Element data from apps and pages

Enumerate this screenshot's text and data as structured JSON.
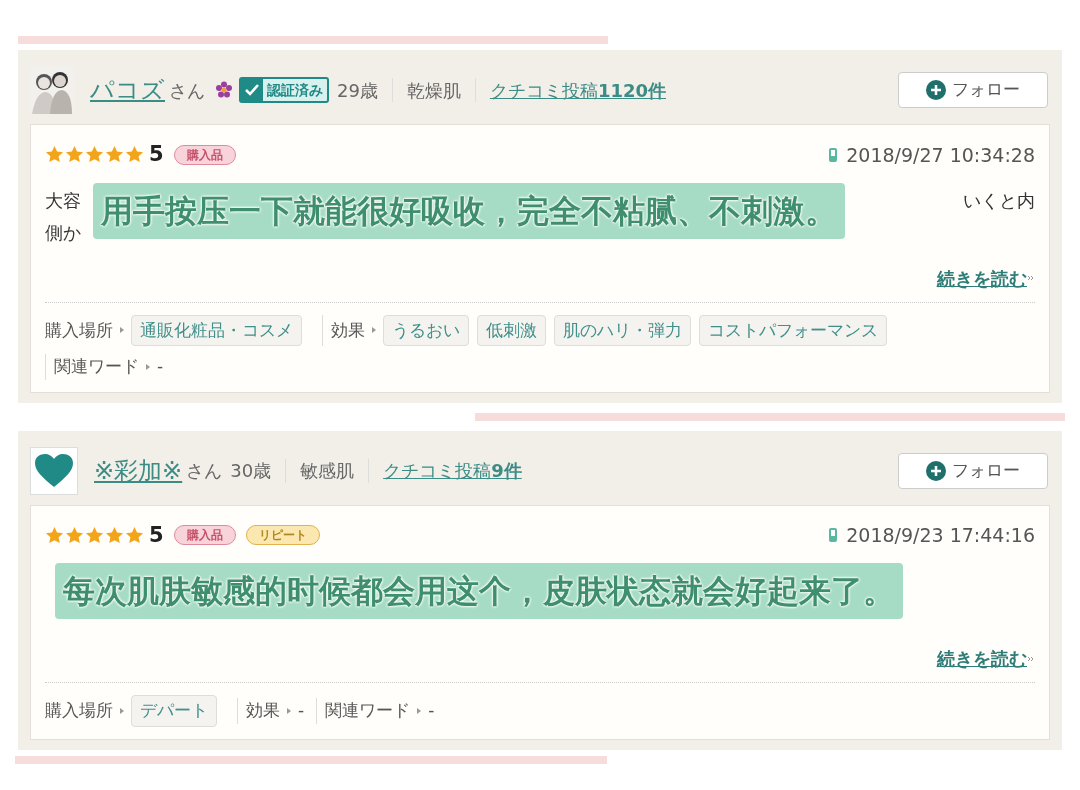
{
  "reviews": [
    {
      "user": {
        "name": "パコズ",
        "honorific": "さん",
        "flower": true,
        "verified": "認証済み",
        "age": "29歳",
        "skin": "乾燥肌",
        "posts_prefix": "クチコミ投稿",
        "posts_count": "1120件"
      },
      "follow": "フォロー",
      "stars": 5,
      "score": "5",
      "badges": [
        {
          "text": "購入品",
          "kind": "purchase"
        }
      ],
      "date": "2018/9/27 10:34:28",
      "body_lines": [
        {
          "left": "大容",
          "right": "いくと内"
        },
        {
          "left": "側か"
        }
      ],
      "subtitle": "用手按压一下就能很好吸收，完全不粘腻、不刺激。",
      "read_more": "続きを読む",
      "meta": [
        {
          "label": "購入場所",
          "tags": [
            "通販化粧品・コスメ"
          ]
        },
        {
          "label": "効果",
          "tags": [
            "うるおい",
            "低刺激",
            "肌のハリ・弾力",
            "コストパフォーマンス"
          ]
        },
        {
          "label": "関連ワード",
          "value": "-"
        }
      ]
    },
    {
      "user": {
        "name": "※彩加※",
        "honorific": "さん",
        "flower": false,
        "age": "30歳",
        "skin": "敏感肌",
        "posts_prefix": "クチコミ投稿",
        "posts_count": "9件",
        "avatar": {
          "kind": "heart"
        }
      },
      "follow": "フォロー",
      "stars": 5,
      "score": "5",
      "badges": [
        {
          "text": "購入品",
          "kind": "purchase"
        },
        {
          "text": "リピート",
          "kind": "repeat"
        }
      ],
      "date": "2018/9/23 17:44:16",
      "subtitle": "每次肌肤敏感的时候都会用这个，皮肤状态就会好起来了。",
      "read_more": "続きを読む",
      "meta": [
        {
          "label": "購入場所",
          "tags": [
            "デパート"
          ]
        },
        {
          "label": "効果",
          "value": "-"
        },
        {
          "label": "関連ワード",
          "value": "-"
        }
      ]
    }
  ]
}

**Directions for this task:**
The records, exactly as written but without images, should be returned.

**Exercise response:**
Enumerate this screenshot's text and data as structured JSON.
{
  "reviews": [
    {
      "user": {
        "name": "パコズ",
        "honorific": "さん",
        "flower": true,
        "verified": "認証済み",
        "age": "29歳",
        "skin": "乾燥肌",
        "posts_prefix": "クチコミ投稿",
        "posts_count": "1120件"
      },
      "follow": "フォロー",
      "stars": 5,
      "score": "5",
      "badges": [
        {
          "text": "購入品",
          "kind": "purchase"
        }
      ],
      "date": "2018/9/27 10:34:28",
      "body_lines": [
        {
          "left": "大容",
          "right": "いくと内"
        },
        {
          "left": "側か"
        }
      ],
      "subtitle": "用手按压一下就能很好吸收，完全不粘腻、不刺激。",
      "read_more": "続きを読む",
      "meta": [
        {
          "label": "購入場所",
          "tags": [
            "通販化粧品・コスメ"
          ]
        },
        {
          "label": "効果",
          "tags": [
            "うるおい",
            "低刺激",
            "肌のハリ・弾力",
            "コストパフォーマンス"
          ]
        },
        {
          "label": "関連ワード",
          "value": "-"
        }
      ]
    },
    {
      "user": {
        "name": "※彩加※",
        "honorific": "さん",
        "flower": false,
        "age": "30歳",
        "skin": "敏感肌",
        "posts_prefix": "クチコミ投稿",
        "posts_count": "9件",
        "avatar": {
          "kind": "heart"
        }
      },
      "follow": "フォロー",
      "stars": 5,
      "score": "5",
      "badges": [
        {
          "text": "購入品",
          "kind": "purchase"
        },
        {
          "text": "リピート",
          "kind": "repeat"
        }
      ],
      "date": "2018/9/23 17:44:16",
      "subtitle": "每次肌肤敏感的时候都会用这个，皮肤状态就会好起来了。",
      "read_more": "続きを読む",
      "meta": [
        {
          "label": "購入場所",
          "tags": [
            "デパート"
          ]
        },
        {
          "label": "効果",
          "value": "-"
        },
        {
          "label": "関連ワード",
          "value": "-"
        }
      ]
    }
  ]
}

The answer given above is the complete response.